The reference to the username is given in the whole ctf scenerio.


Once you get the username, the only thing that comes to mind is Sherlock.

Sherlock is an OSINT tool that enumerates the social media websites which hold the account with given username. You can find the github link here:

Git clone the repo. pip install all the python modules dependency. Now, simply run

python3 ramlalkulkarni

Got a bunch of valid results, but only one corresponds to our ctf and that is trello. Visit and you will see his public trello board. You will see a board that is pretty much similar to the flag, but its not the flag

PS: the trello board has now been made private.

Looks like its some sort of substitution cipher. The hint a+b=6 implies that there is some value for a and b that makes the sum 6. From a and b it is clearly identifiable that its affine cipher.

The value of a and b can be bruteforced. And it comes out to be a = b = 3

You can go to cyberchef and do a affine cipher decode to get your flag.

Redeem Me

This challenge is based on image stegnography. In the secretive flights challenge, you will find an image that contains some voucher codes to redeem.


Download the image and run exiftool on it.

exiftool file.png

The comment says: paste this code. But the question is paste where?

Paste is the hint for Pastebin as the code will build up a Pastebin URL. . You will see a password protected paste. The password for the paste is the code written on the voucher (all in small caps) ie fwxldbrbfh. And you will get your flag!!

Binary Bits

Binary Bits is a challenge based on privilege escalation. The challenge description says that to move forward, you need to have the creds. The creds to move forward can be found once you solve bank challenge or e-mobi.

The creds are admin:My$up3rS3cr3tPassword!

With nmap you can identify that ssh service is runing on the port. So just simply ssh on the given port.

ssh -p 49172 

Now there are a list of users present. But you wont be able to view content of other users.

When you have the shell, the first thing to do is enumerate the machine for juicy information. Grab or from github and run script on the box. There you will find that suid bit is set on sort binary.

This is something unusual from the default suids. There is a project named gtfobins that contains a database for all the binaries through which you can elevate your privileges. When suid bit is set on sort, you can do a privileged read on the files on which read permission is denied. That’s cool, right? But you need some additional information in order to get the flag as the file name containing the flag has been changed.

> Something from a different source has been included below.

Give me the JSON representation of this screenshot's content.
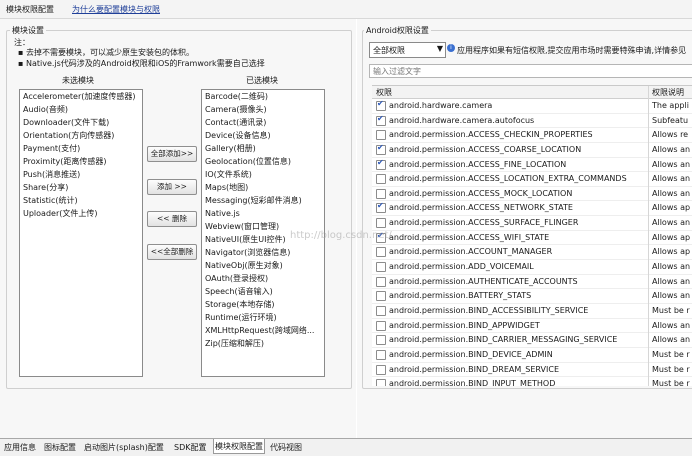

In the enumeration results, you will find a file named myhash in /opt

The hash seems like md5. You can use any online md5 decoder to decode the hash to beautiful1. Now as you have the password, try it on all the accounts and for charlie, it will work.

Now you will get 2 important pieces with ploy.txt. Username is dragon and file name has to be guessed to treasure.txt. Run the command

sort -m /home/dragon/treasure.txt

And you get the flag!

That’s all for this blog post! I hope you enjoyed solving Winjactf challenges. Let me know in the comment section, what you think about the challenges that I created. Feel free if you have any kind of feedback or suggestions. Thanks.

Note: Please do not create any writeups by copying things from here. It won’t make you eligible for the blog writing rewards by winja.

See you in the next one! Until then happy hunting 🙂


I am Shreya Pohekar. I love to build and break stuff. Currently, I'm working as iOS and angular developer. I am also a contributor to CodeVigilant project. My blogs are focused on Infosec and Dev and its how to's.

This Post Has One Comment

  1. Lorraine

    I know this if off topic but I’m looking into starting my own blog and was curious what all is needed to get set up?
    I’m assuming having a blog like yours would cost a pretty penny?

    I’m not very internet smart so I’m not 100% certain. Any
    recommendations or advice would be greatly appreciated.
    Appreciate it

Leave a Reply